Fr. Daniel Gifford
Encountering the Risen Christ
Last weekend, one of the images that ended up being a thread running throughout all of our Triduum homilies was Divine Mercy, which we celebrate this weekend with even greater focus. Divine Mercy is symbolized most acutely by the Blood and Water pouring forth from His pierced side on the cross. This blessed stream is Divine Mercy. Thus, our Risen Lord appeared to Saint Faustina and commanded her to paint the image she saw, which is today known as the “Divine Mercy Image.” This image features the Risen Christ moving toward us, pulling aside His cloak, to reveal the font of that blessed stream: His Most Sacred Heart. But, instead of seeing the Heart itself, an overwhelming light pours forth, which is split into two rays of light one pale-blue (water) and the other red (blood). The image of the Blood and Water now transformed into light scattering the darkness fills us with peace, hope and joy. Yet, as I have mentioned numerous times before, the earliest Christians saw in that Blood and Water the sacraments of Baptism and Eucharist. The sacraments are true encounters with the Risen Christ, most especially in
the Eucharist at Mass. Thus, Divine Mercy is truly a profoundly Eucharistic devotion, as we see evidenced in the words prayed at the beginning of every decade of the Divine Mercy Chaplet: “Eternal Father, I offer you the Body, Blood, Soul and Divinity of Your Dearly Beloved Son, Jesus…” When we go to meet the Risen Christ (Body, Blood, Soul, and Divinity) in the Eucharist, our hearts should go out to meet Him with the faith of Saint Thomas. Although He initially doubted, when the Risen Christ revealed to Him the font from which that Blessed Stream flowed, by inviting him to place his hand in His pierced side, Thomas responded: “My Lord and My God.” May this simple profession of faith be on our hearts when we meet Christ in the Mass. We see the Mass depicted in the window in the back sacristy/confessional (front cover), as the Chalice symbolizes the Liturgy of the Eucharist, while the Book symbolizes the Liturgy of the Word. When we attend Mass or visit the Blessed Sacrament in the Tabernacle or Adoration, do we consider that we are encountering the Risen Christ? What about when we open the Scriptures, whether in the Liturgy or in our own private prayer? Do we slow down and quiet our hearts to listen to Him speak? Consider the subtle symbols of the Holy Trinity in these images: the three tabs in the book and the three rays of light surrounding the chalice. The sacraments draw us into communion in Christ, who brings us into communion with the Trinity. This relationship of communion is further nourished by the reading of His Word in Scripture, where He truly speaks to us. Part of the mystery of the Blessed Stream of Divine Mercy is that, while it flows ever outward to bring nourishment and healing to the world, when we get carried away in its current, it draws us into its source. Just as the Risen Christ told Mary Magdalene He still intends to take us to the Father, so also does He intend to draw us into the Love of the Trinity when He visits in the Word and in the Eucharist. May we open our hearts ever more to this encounter that we may allow Him to take us home to the Father.

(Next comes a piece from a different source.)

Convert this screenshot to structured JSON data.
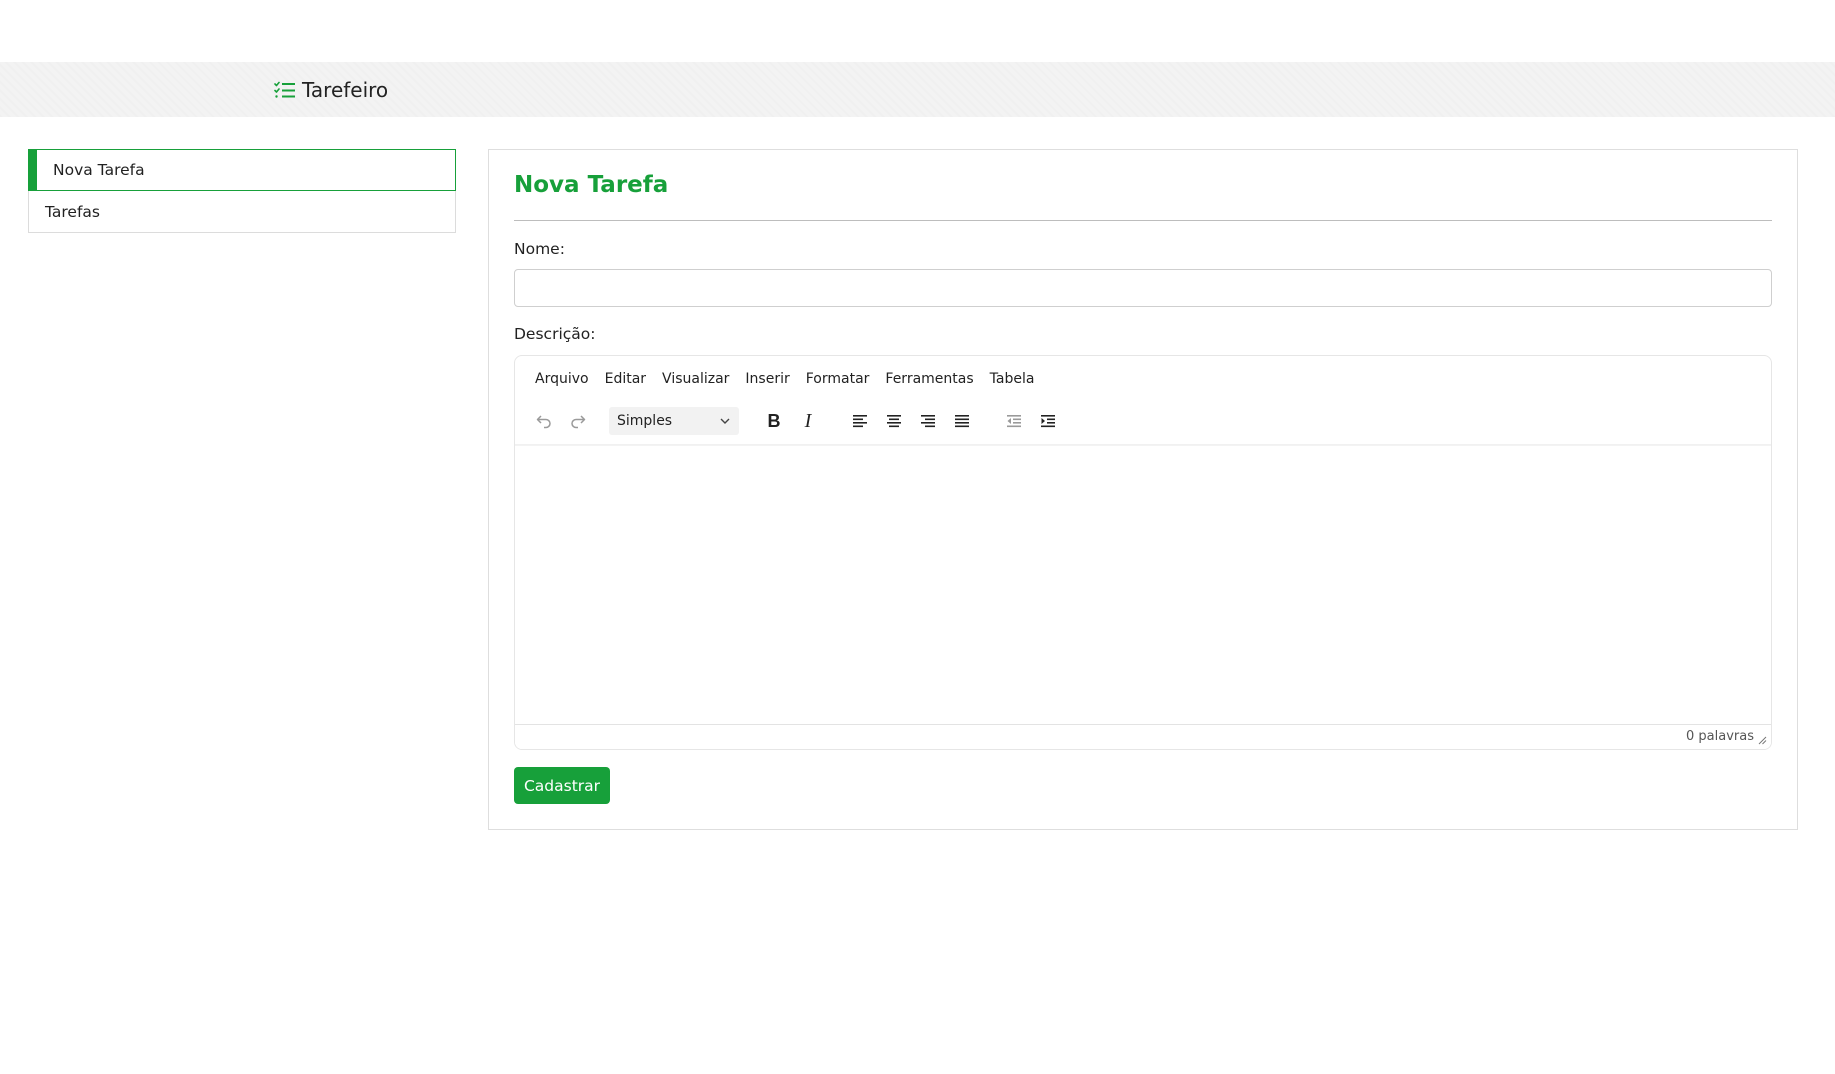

CHILDREN RECEIVING SACRAMENTS: Speaking of the Eucharist, seven of our parish children will be receiving their First Holy Communion this year. Patience Bystry, Meiah Glafka, George Keutzer, Sam Lawrence, and Ellie Longeville will be receiving First Communion at a special Mass next Sunday afternoon here at St. Louis. Gretchen Carden will be communed that same day with her classmates at Peru Catholic School and Brady Peach will be communed in June, after being baptized along with his sister Quinnlyn. Congratulations to all of our First Communicants and all those to be baptized.

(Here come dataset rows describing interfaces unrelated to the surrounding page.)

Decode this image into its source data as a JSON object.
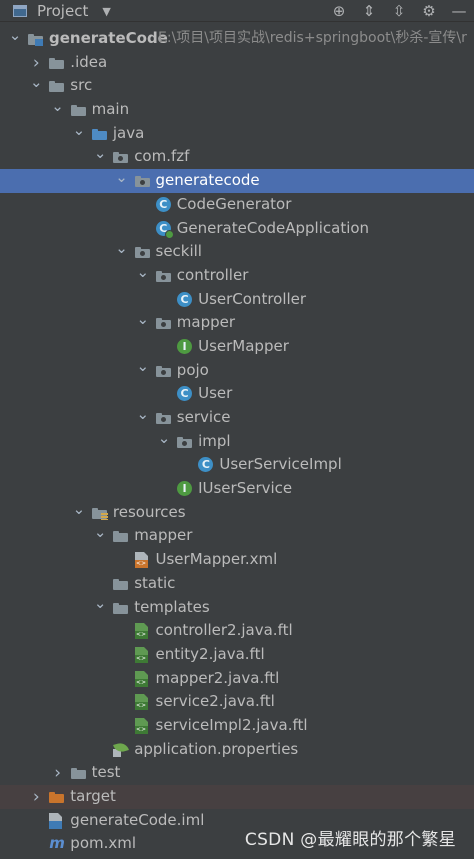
{
  "toolbar": {
    "title": "Project",
    "caret_icon": "dropdown-caret",
    "buttons": [
      {
        "name": "locate-icon",
        "glyph": "⊕"
      },
      {
        "name": "expand-all-icon",
        "glyph": "⇕"
      },
      {
        "name": "collapse-all-icon",
        "glyph": "⇳"
      },
      {
        "name": "gear-icon",
        "glyph": "⚙"
      },
      {
        "name": "hide-icon",
        "glyph": "—"
      }
    ]
  },
  "tree": [
    {
      "label": "generateCode",
      "path": "E:\\项目\\项目实战\\redis+springboot\\秒杀-宣传\\r",
      "icon": "module-folder",
      "depth": 0,
      "expanded": true,
      "bold": true
    },
    {
      "label": ".idea",
      "icon": "folder",
      "depth": 1,
      "expanded": false
    },
    {
      "label": "src",
      "icon": "folder",
      "depth": 1,
      "expanded": true
    },
    {
      "label": "main",
      "icon": "folder",
      "depth": 2,
      "expanded": true
    },
    {
      "label": "java",
      "icon": "folder-blue",
      "depth": 3,
      "expanded": true
    },
    {
      "label": "com.fzf",
      "icon": "package",
      "depth": 4,
      "expanded": true
    },
    {
      "label": "generatecode",
      "icon": "package",
      "depth": 5,
      "expanded": true,
      "selected": true
    },
    {
      "label": "CodeGenerator",
      "icon": "class",
      "depth": 6
    },
    {
      "label": "GenerateCodeApplication",
      "icon": "class-run",
      "depth": 6
    },
    {
      "label": "seckill",
      "icon": "package",
      "depth": 5,
      "expanded": true
    },
    {
      "label": "controller",
      "icon": "package",
      "depth": 6,
      "expanded": true
    },
    {
      "label": "UserController",
      "icon": "class",
      "depth": 7
    },
    {
      "label": "mapper",
      "icon": "package",
      "depth": 6,
      "expanded": true
    },
    {
      "label": "UserMapper",
      "icon": "interface",
      "depth": 7
    },
    {
      "label": "pojo",
      "icon": "package",
      "depth": 6,
      "expanded": true
    },
    {
      "label": "User",
      "icon": "class",
      "depth": 7
    },
    {
      "label": "service",
      "icon": "package",
      "depth": 6,
      "expanded": true
    },
    {
      "label": "impl",
      "icon": "package",
      "depth": 7,
      "expanded": true
    },
    {
      "label": "UserServiceImpl",
      "icon": "class",
      "depth": 8
    },
    {
      "label": "IUserService",
      "icon": "interface",
      "depth": 7
    },
    {
      "label": "resources",
      "icon": "resources-folder",
      "depth": 3,
      "expanded": true
    },
    {
      "label": "mapper",
      "icon": "folder",
      "depth": 4,
      "expanded": true
    },
    {
      "label": "UserMapper.xml",
      "icon": "xml-file",
      "depth": 5
    },
    {
      "label": "static",
      "icon": "folder",
      "depth": 4
    },
    {
      "label": "templates",
      "icon": "folder",
      "depth": 4,
      "expanded": true
    },
    {
      "label": "controller2.java.ftl",
      "icon": "ftl-file",
      "depth": 5
    },
    {
      "label": "entity2.java.ftl",
      "icon": "ftl-file",
      "depth": 5
    },
    {
      "label": "mapper2.java.ftl",
      "icon": "ftl-file",
      "depth": 5
    },
    {
      "label": "service2.java.ftl",
      "icon": "ftl-file",
      "depth": 5
    },
    {
      "label": "serviceImpl2.java.ftl",
      "icon": "ftl-file",
      "depth": 5
    },
    {
      "label": "application.properties",
      "icon": "spring-properties",
      "depth": 4
    },
    {
      "label": "test",
      "icon": "folder",
      "depth": 2,
      "expanded": false
    },
    {
      "label": "target",
      "icon": "folder-orange",
      "depth": 1,
      "expanded": false,
      "target": true
    },
    {
      "label": "generateCode.iml",
      "icon": "iml-file",
      "depth": 1
    },
    {
      "label": "pom.xml",
      "icon": "maven-file",
      "depth": 1
    }
  ],
  "watermark": "CSDN @最耀眼的那个繁星",
  "colors": {
    "background": "#3c3f41",
    "selection": "#4b6eaf",
    "text": "#bbbbbb",
    "excluded_bg": "#474041"
  }
}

THE BEGINNING OF THE END: It seems that this year is drawing to a close, as we continue into the Easter Season. This past Monday, Men’s Study concluded a great year of study, prayer, and fellowship with a joy-filled and casual Easter dinner together. On Palm Sunday, High School Youth Ministry concluded their regular routine of Sunday gatherings with a beautiful and powerful Eucharistic Procession. They have already shifted to a more casual plan of socials, small groups and getting ready for Totus Tuus and Alive in You (see Caylee’s updates for more). Various other groups will be wrapping up in the coming weeks. But, as we enjoy various celebrations to celebrate the Easter Season, various sacraments, and other landmarks in our lives, let us remember to look back as well as forward. Let us look back and thank God for the blessings of this past year. Let us also look forward and begin to consider how we will keep our eyes on Christ and keep growing in our faith, by keeping daily prayer and Sunday Mass a priority, even as our daily and weekly rhythm begins to change.
In Christ through Mary,

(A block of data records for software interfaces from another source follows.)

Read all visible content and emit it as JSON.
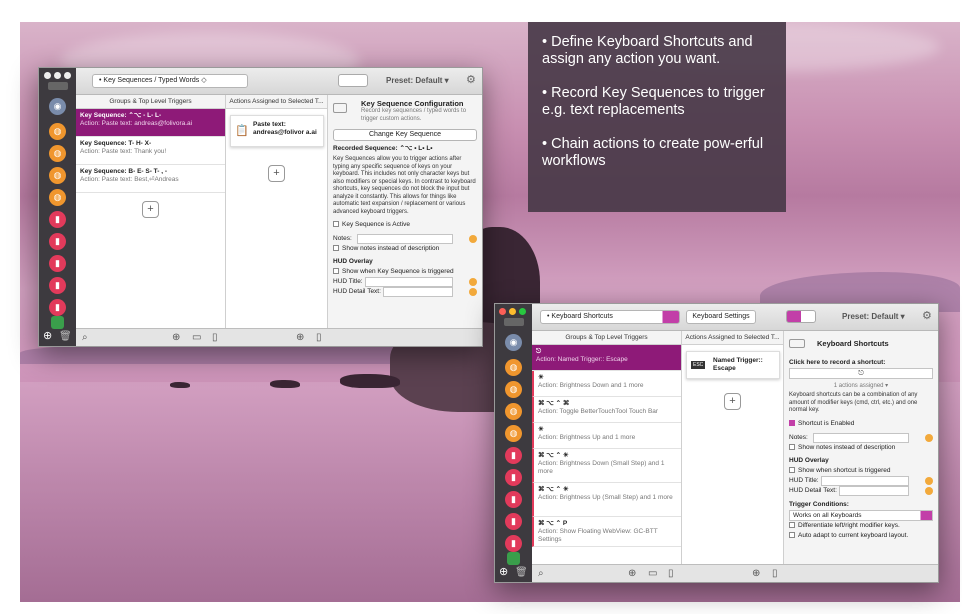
{
  "promo": {
    "bullets": [
      "• Define Keyboard Shortcuts and assign any action you want.",
      "• Record Key Sequences to trigger e.g. text replacements",
      "• Chain actions to create pow-erful workflows"
    ]
  },
  "win1": {
    "dropdown": "• Key Sequences / Typed Words ◇",
    "preset": "Preset: Default ▾",
    "col1_header": "Groups & Top Level Triggers",
    "col2_header": "Actions Assigned to Selected T...",
    "triggers": [
      {
        "title": "Key Sequence: ⌃⌥ - L- L-",
        "action": "Action: Paste text: andreas@folivora.ai"
      },
      {
        "title": "Key Sequence: T- H- X-",
        "action": "Action: Paste text: Thank you!"
      },
      {
        "title": "Key Sequence: B- E- S- T- , -",
        "action": "Action: Paste text: Best,⏎Andreas"
      }
    ],
    "action_item": "Paste text: andreas@folivor a.ai",
    "config": {
      "title": "Key Sequence Configuration",
      "subtitle": "Record key sequences / typed words to trigger custom actions.",
      "change_button": "Change Key Sequence",
      "recorded": "Recorded Sequence: ⌃⌥ • L• L•",
      "description": "Key Sequences allow you to trigger actions after typing any specific sequence of keys on your keyboard. This includes not only character keys but also modifiers or special keys. In contrast to keyboard shortcuts, key sequences do not block the input but analyze it constantly. This allows for things like automatic text expansion / replacement or various advanced keyboard triggers.",
      "active_label": "Key Sequence is Active",
      "notes_label": "Notes:",
      "show_notes": "Show notes instead of description",
      "hud_header": "HUD Overlay",
      "hud_show": "Show when Key Sequence is triggered",
      "hud_title": "HUD Title:",
      "hud_detail": "HUD Detail Text:"
    }
  },
  "win2": {
    "dropdown": "• Keyboard Shortcuts",
    "settings_button": "Keyboard Settings",
    "preset": "Preset: Default ▾",
    "col1_header": "Groups & Top Level Triggers",
    "col2_header": "Actions Assigned to Selected T...",
    "triggers": [
      {
        "title": "⎋",
        "action": "Action: Named Trigger:: Escape"
      },
      {
        "title": "☀",
        "action": "Action: Brightness Down and 1 more"
      },
      {
        "title": "⌘ ⌥ ⌃ ⌘",
        "action": "Action: Toggle BetterTouchTool Touch Bar"
      },
      {
        "title": "☀",
        "action": "Action: Brightness Up and 1 more"
      },
      {
        "title": "⌘ ⌥ ⌃ ☀",
        "action": "Action: Brightness Down (Small Step) and 1 more"
      },
      {
        "title": "⌘ ⌥ ⌃ ☀",
        "action": "Action: Brightness Up (Small Step) and 1 more"
      },
      {
        "title": "⌘ ⌥ ⌃ P",
        "action": "Action: Show Floating WebView: GC-BTT Settings"
      }
    ],
    "action_item": "Named Trigger:: Escape",
    "action_badge": "ESC",
    "config": {
      "title": "Keyboard Shortcuts",
      "record_label": "Click here to record a shortcut:",
      "record_value": "⎋",
      "actions_assigned": "1 actions assigned ▾",
      "description": "Keyboard shortcuts can be a combination of any amount of modifier keys (cmd, ctrl, etc.) and one normal key.",
      "enabled_label": "Shortcut is Enabled",
      "notes_label": "Notes:",
      "show_notes": "Show notes instead of description",
      "hud_header": "HUD Overlay",
      "hud_show": "Show when shortcut is triggered",
      "hud_title": "HUD Title:",
      "hud_detail": "HUD Detail Text:",
      "conditions_header": "Trigger Conditions:",
      "conditions_value": "Works on all Keyboards",
      "diff_label": "Differentiate left/right modifier keys.",
      "auto_label": "Auto adapt to current keyboard layout."
    }
  },
  "colors": {
    "accent": "#8e1a78",
    "dock": "#3d3a3f",
    "note_bg": "#463746"
  }
}
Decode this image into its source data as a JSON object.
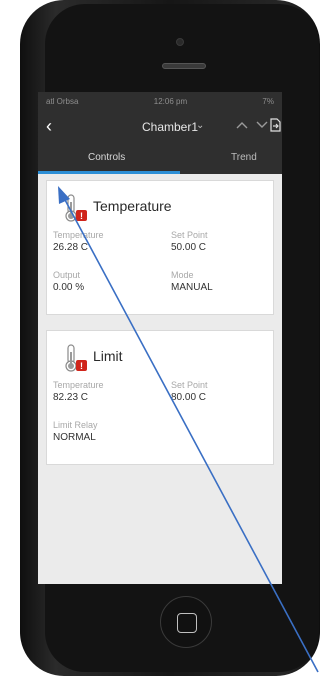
{
  "status_bar": {
    "carrier": "atl Orbsa",
    "time": "12:06 pm",
    "battery": "7%"
  },
  "nav": {
    "back_label": "‹",
    "title": "Chamber1",
    "dropdown_icon": "chevron-down-icon"
  },
  "tabs": [
    {
      "label": "Controls",
      "active": true
    },
    {
      "label": "Trend",
      "active": false
    }
  ],
  "cards": [
    {
      "title": "Temperature",
      "icon": "thermometer-alarm-icon",
      "fields": [
        {
          "label": "Temperature",
          "value": "26.28 C"
        },
        {
          "label": "Set Point",
          "value": "50.00 C"
        },
        {
          "label": "Output",
          "value": "0.00 %"
        },
        {
          "label": "Mode",
          "value": "MANUAL"
        }
      ]
    },
    {
      "title": "Limit",
      "icon": "thermometer-alarm-icon",
      "fields": [
        {
          "label": "Temperature",
          "value": "82.23 C"
        },
        {
          "label": "Set Point",
          "value": "80.00 C"
        },
        {
          "label": "Limit Relay",
          "value": "NORMAL"
        }
      ]
    }
  ],
  "colors": {
    "accent": "#2d8fd6",
    "alarm": "#d0251b",
    "annotation": "#3a6fc4"
  }
}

St. Louis, pray for us!
Blessed Mary, Queen Mother of the King of Kings, pray for us!